- September 28, 2022
Arbor Day, April 27th, came and went, and probably only one out of a hundred people knew of it, and probably only one out of that number celebrated the event. The idea of planting trees might not seem glamorous, but Williamsport built its reputation as the “Lumber Capital of the World,” and had not those
Arbor Day, April 27th, came and went, and probably only one out of a hundred people knew of it, and probably only one out of that number celebrated the event. The idea of planting trees might not seem glamorous, but Williamsport built its reputation as the “Lumber Capital of the World,” and had not those millions of trees that gave their lives for that reputation been replaced, the ecology of this area would probably be close to unbearable.
This illustrates a valuable principle — we inherit the blessings and curses of the past. That is especially true with county government. The present administration inherited a budget and burdens that came from previous administrations. Not only that, but they also must deal with social problems that date back decades. One example is in the area of crime. Looking over the county budget, it is obvious that the prison and parole systems cost the taxpayers millions and millions of dollars per year.
The reason for crime has been examined since Adam and Eve’s son Cain killed his brother Abel. There will always be those who choose to usurp the law, but there are also ways that have been shown to be a healthy deterrent. One of the best is to provide a good home environment. If there is one common denominator that shows up more often than not with those who are behind bars, it is a broken or fractured home.
So what can be done when mothers and fathers fail to do their jobs? Certainly extended families do their best to provide support to children whose parents do not give them the attention they so desperately need. Also, as the feature column in this paper, “Leaders in Our Neighborhood” has highlighted on many occasions, there are those individuals who positively impact children through their work with organizations such Big Brothers/Big Sisters, sports organizations, church organizations, youth camps, and such. It is scary to think where our community would be without such institutions.
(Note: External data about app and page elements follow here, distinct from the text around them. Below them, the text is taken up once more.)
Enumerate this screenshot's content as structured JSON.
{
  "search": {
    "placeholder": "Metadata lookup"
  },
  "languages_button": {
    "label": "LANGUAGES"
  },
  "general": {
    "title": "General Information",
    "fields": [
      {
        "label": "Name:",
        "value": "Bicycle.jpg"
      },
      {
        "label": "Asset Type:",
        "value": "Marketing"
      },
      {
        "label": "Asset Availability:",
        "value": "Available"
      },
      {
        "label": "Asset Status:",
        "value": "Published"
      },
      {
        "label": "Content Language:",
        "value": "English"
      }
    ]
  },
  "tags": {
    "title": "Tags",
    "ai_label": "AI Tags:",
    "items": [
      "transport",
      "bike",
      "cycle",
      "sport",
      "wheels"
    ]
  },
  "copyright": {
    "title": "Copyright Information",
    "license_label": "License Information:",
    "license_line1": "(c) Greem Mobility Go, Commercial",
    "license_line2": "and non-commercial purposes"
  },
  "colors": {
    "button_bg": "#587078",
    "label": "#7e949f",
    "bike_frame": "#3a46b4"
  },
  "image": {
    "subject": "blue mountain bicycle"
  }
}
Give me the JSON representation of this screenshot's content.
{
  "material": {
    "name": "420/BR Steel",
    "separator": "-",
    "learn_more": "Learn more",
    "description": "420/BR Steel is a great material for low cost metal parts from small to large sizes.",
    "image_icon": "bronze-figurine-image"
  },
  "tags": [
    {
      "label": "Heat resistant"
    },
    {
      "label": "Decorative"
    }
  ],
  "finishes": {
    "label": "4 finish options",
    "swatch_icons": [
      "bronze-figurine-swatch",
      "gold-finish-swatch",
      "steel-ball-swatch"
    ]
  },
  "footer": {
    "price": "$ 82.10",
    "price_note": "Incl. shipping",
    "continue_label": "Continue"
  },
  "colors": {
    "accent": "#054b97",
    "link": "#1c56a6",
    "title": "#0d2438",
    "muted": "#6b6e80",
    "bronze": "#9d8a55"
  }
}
It was for this reason that at the County Commissioner’s Meeting on April 26th, the room was packed with visitors as an award of $30,000 was made to Firetree Place, 600 Campbell Street in Williamsport. These funds were specifically designed for transporting children to the facility. While it might seem like a lot of money to be busing kids around, from the commissioners’ perspective it was exactly the opposite. They viewed it as a bargain for the future.
Firetree offers both before and after-school programs, as well as a host of education, recreation, art, and social programs. Their 21,000 square foot facility, situated on eight acres in the heart of the city of Williamsport, includes a little league baseball field with concession, outdoor basketball courts, tennis courts, and is home to two playgrounds. The inside of the Firetree Place facility houses a full gymnasium with a regular size basketball court and bleachers, performance stage, two locker rooms, a welcome center, learning center, art room, music room, Head Start classroom, commercial kitchen, large common area for dining and special events, and administrative offices.
It is rare to see the county commissioners as enthusiastic as they were on this day. They were especially impressed that the entire board of Firetree Place was present at the meeting to express their thanks, which included Williamsport Mayor Gabriel Campana.
The reason for the joy was probably best expressed by Commissioner Tony Mussare who noted that these funds provide daily transportation for children who need the services of Firetree the most. The success this institution has shown in offering a “second home” to many children has tremendous value in the long run. And every dollar is accounted for! Every board member is e-mailed daily the number of children that were transported and a complete monthly financial report is delivered as well.
It is this same preventative mentality that Commissioner Rick Mirabito often comments about when highlighting the activities of the Lycoming County Library System, which he sits on as a board member. It is easy for someone on the sidelines to judge supporting organizations that are geared toward providing a good foundation for children as excessive government spending, but it is rather like planting a tree. In coming decades, the social problems that the county commissioners will face will possibly be minimized by a great degree as a result of the small investments that are being made by the board of commissioners today. Ironically, the grant to Firetree Place was made the day before Arbor Day. A true leader is one who is willing to plant trees, under whose shade he or she does not expect to sit.